Just up Washington, past Saint Charles, and into historic Central City, is Lafayette Cemetery Number Two. Both cemeteries were named for the city of Lafayette, the locale of the two before Lafayette was incorporated into the city of New Orleans in 1852. Lafayette #2 is not much like #1. It is surrounded not by majestic wall tombs, but by a chain link fence that offers a view of the housing that surrounds it. It is run down, uncared for, and unkempt. I refer to it as the creepiest cemetery in New Orleans.
Lafayette #2 is the home of several philanthropic society tombs.
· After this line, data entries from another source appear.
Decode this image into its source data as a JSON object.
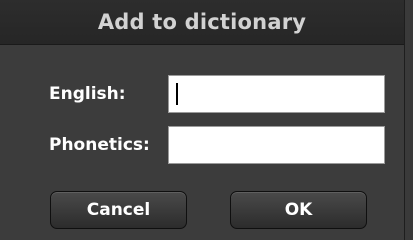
{
  "dialog": {
    "title": "Add to dictionary",
    "english_label": "English:",
    "english_value": "",
    "phonetics_label": "Phonetics:",
    "phonetics_value": "",
    "cancel_label": "Cancel",
    "ok_label": "OK"
  }
}
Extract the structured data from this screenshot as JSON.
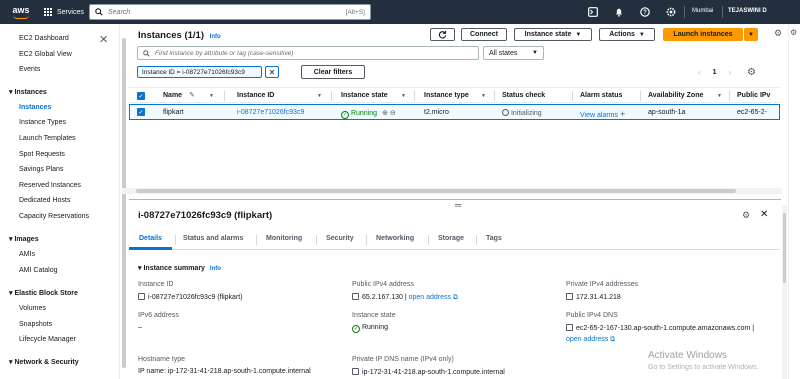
{
  "topnav": {
    "logo": "aws",
    "services": "Services",
    "search_placeholder": "Search",
    "search_shortcut": "[Alt+S]",
    "region": "Mumbai",
    "user": "TEJASWINI D",
    "icons": [
      "terminal-icon",
      "bell-icon",
      "help-icon",
      "gear-icon"
    ]
  },
  "sidebar": {
    "top": [
      "EC2 Dashboard",
      "EC2 Global View",
      "Events"
    ],
    "instances_header": "Instances",
    "instances": [
      "Instances",
      "Instance Types",
      "Launch Templates",
      "Spot Requests",
      "Savings Plans",
      "Reserved Instances",
      "Dedicated Hosts",
      "Capacity Reservations"
    ],
    "images_header": "Images",
    "images": [
      "AMIs",
      "AMI Catalog"
    ],
    "ebs_header": "Elastic Block Store",
    "ebs": [
      "Volumes",
      "Snapshots",
      "Lifecycle Manager"
    ],
    "network_header": "Network & Security"
  },
  "main": {
    "title": "Instances",
    "count": "(1/1)",
    "info": "Info",
    "buttons": {
      "connect": "Connect",
      "instance_state": "Instance state",
      "actions": "Actions",
      "launch": "Launch instances"
    },
    "filter_placeholder": "Find instance by attribute or tag (case-sensitive)",
    "states_select": "All states",
    "token": "Instance ID = i-08727e71026fc93c9",
    "clear_filters": "Clear filters",
    "page": "1",
    "columns": [
      "Name",
      "Instance ID",
      "Instance state",
      "Instance type",
      "Status check",
      "Alarm status",
      "Availability Zone",
      "Public IPv"
    ],
    "row": {
      "name": "flipkart",
      "instance_id": "i-08727e71026fc93c9",
      "state": "Running",
      "type": "t2.micro",
      "status_check": "Initializing",
      "alarm": "View alarms",
      "az": "ap-south-1a",
      "public_ip": "ec2-65-2-"
    }
  },
  "detail": {
    "title": "i-08727e71026fc93c9 (flipkart)",
    "tabs": [
      "Details",
      "Status and alarms",
      "Monitoring",
      "Security",
      "Networking",
      "Storage",
      "Tags"
    ],
    "section": "Instance summary",
    "section_info": "Info",
    "fields": {
      "instance_id_label": "Instance ID",
      "instance_id": "i-08727e71026fc93c9 (flipkart)",
      "public_ipv4_label": "Public IPv4 address",
      "public_ipv4": "65.2.167.130",
      "open_address": "open address",
      "private_ipv4_label": "Private IPv4 addresses",
      "private_ipv4": "172.31.41.218",
      "ipv6_label": "IPv6 address",
      "ipv6": "–",
      "instance_state_label": "Instance state",
      "instance_state": "Running",
      "public_dns_label": "Public IPv4 DNS",
      "public_dns": "ec2-65-2-167-130.ap-south-1.compute.amazonaws.com",
      "hostname_label": "Hostname type",
      "hostname": "IP name: ip-172-31-41-218.ap-south-1.compute.internal",
      "private_dns_label": "Private IP DNS name (IPv4 only)",
      "private_dns": "ip-172-31-41-218.ap-south-1.compute.internal"
    }
  },
  "watermark": {
    "title": "Activate Windows",
    "subtitle": "Go to Settings to activate Windows."
  },
  "colors": {
    "nav": "#232f3e",
    "accent": "#ff9900",
    "link": "#0972d3",
    "running": "#037f0c"
  }
}
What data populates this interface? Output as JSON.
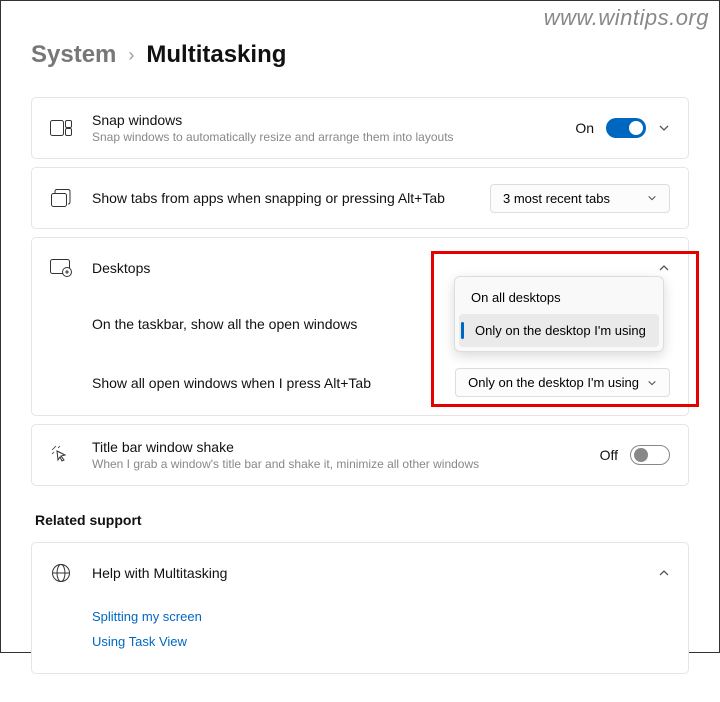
{
  "watermark": "www.wintips.org",
  "breadcrumb": {
    "parent": "System",
    "current": "Multitasking"
  },
  "snap": {
    "title": "Snap windows",
    "desc": "Snap windows to automatically resize and arrange them into layouts",
    "state": "On"
  },
  "tabs": {
    "title": "Show tabs from apps when snapping or pressing Alt+Tab",
    "value": "3 most recent tabs"
  },
  "desktops": {
    "title": "Desktops",
    "row1": {
      "label": "On the taskbar, show all the open windows"
    },
    "row2": {
      "label": "Show all open windows when I press Alt+Tab",
      "value": "Only on the desktop I'm using"
    },
    "popup": {
      "option1": "On all desktops",
      "option2": "Only on the desktop I'm using"
    }
  },
  "shake": {
    "title": "Title bar window shake",
    "desc": "When I grab a window's title bar and shake it, minimize all other windows",
    "state": "Off"
  },
  "related": {
    "heading": "Related support",
    "help_title": "Help with Multitasking",
    "link1": "Splitting my screen",
    "link2": "Using Task View"
  }
}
Below is the society tomb of the Young Men Olympian benevolent Association.
Above and below, the society tomb and grave plot of the Protestant Orphan's Society. The board members and philanthropists, who cared for protestant boys orphaned by the yellow fever outbreaks, lie in the massive society tomb above. Five orphans lie beside it, in the grassy plot of graves.
Above and below, the open gates of a family tomb beckon one inside. There one finds the effects of a century of neglect. The broken glass is a candle probably used in a Voodoo working. Lafayette #2 is a popular site for practitioners of this Catholic sect. A Voodoo practitioner might work in a cemetery to feel close to the spirits of her ancestors, or to ask the aid of the departed in a working (usually a healing, not a curse). Candles in glass sleaves like this are a common sight in Lafayette #2.
Above, some of my favorite statuary is found in Lafayette #2. Below: yes, that sign is for real.
The Saint Charles streetcar rounds a curve way uptown, at Riverbend, and takes riders to Carrollton. Once a separate city, the farthest uptown portion of New Orleans houses Carrollton Cemetery, home to some of the finest cemetery statuary in the city. The cemetery is on Hillary and Birch streets in East Carrollton.
Above and below, perhaps my favorite cemetery statue, the sad, beautiful likeness of Carrie W. Hecker, who died in 1897 at age 7.
As in most cemeteries in New Orleans, a century of age and hurricanes takes its toll. Above, trees and other plants often find a home in the roofs of tombs. A tree on the roof of this society tomb sends its roots through the tomb's walls. Below, a tomb without a roof, and with holes in the walls.
Once a part of the city of Carrollton, whose laws and attitudes are very different from that of New Orleans of which it came to be a part, Carrollton Cemetery has the dubious distinction of being New Orleans' only segregated cemetery. While whites find eternal rest amid the beautiful monuments and marble tombs, above, the graves of black residents are in-ground, below.
Above and below, familes with relatives buried here are often unable to afford carved headstones: hand lettered stones often suffice.
Without marble walls to protect them, hurricanes and semi-tropical rain take their toll on graves on this side of the cemetery. Below, a stuffed animal that blessed a child's grave shows wear from the elements.
Why don't we bury our ancestors in-ground in New Orleans? Above and below lies the answer: rain and hurricanes unearth most things here. Bones commonly lie atop in-ground graves on this side of the cemetery. In the twenty or thirty minutes I visited Carrollton on this trip, I found three different graves with bones easily visible: the last time I was here, just after a rain storm, I found nearly an entire skeleton.
There is a rich history, and a sense of ancestry, in visits to our cemeteries. I go to Carrollton and both Lafayettes often, when I need to think, meditate, or when I want to be inspired by photographing their treasures. I find some new wonder at every visit. I'll leave you with a few final photographs from the three cemeteries we've looked at here. Soon I will take a trip to some others, and share those with you.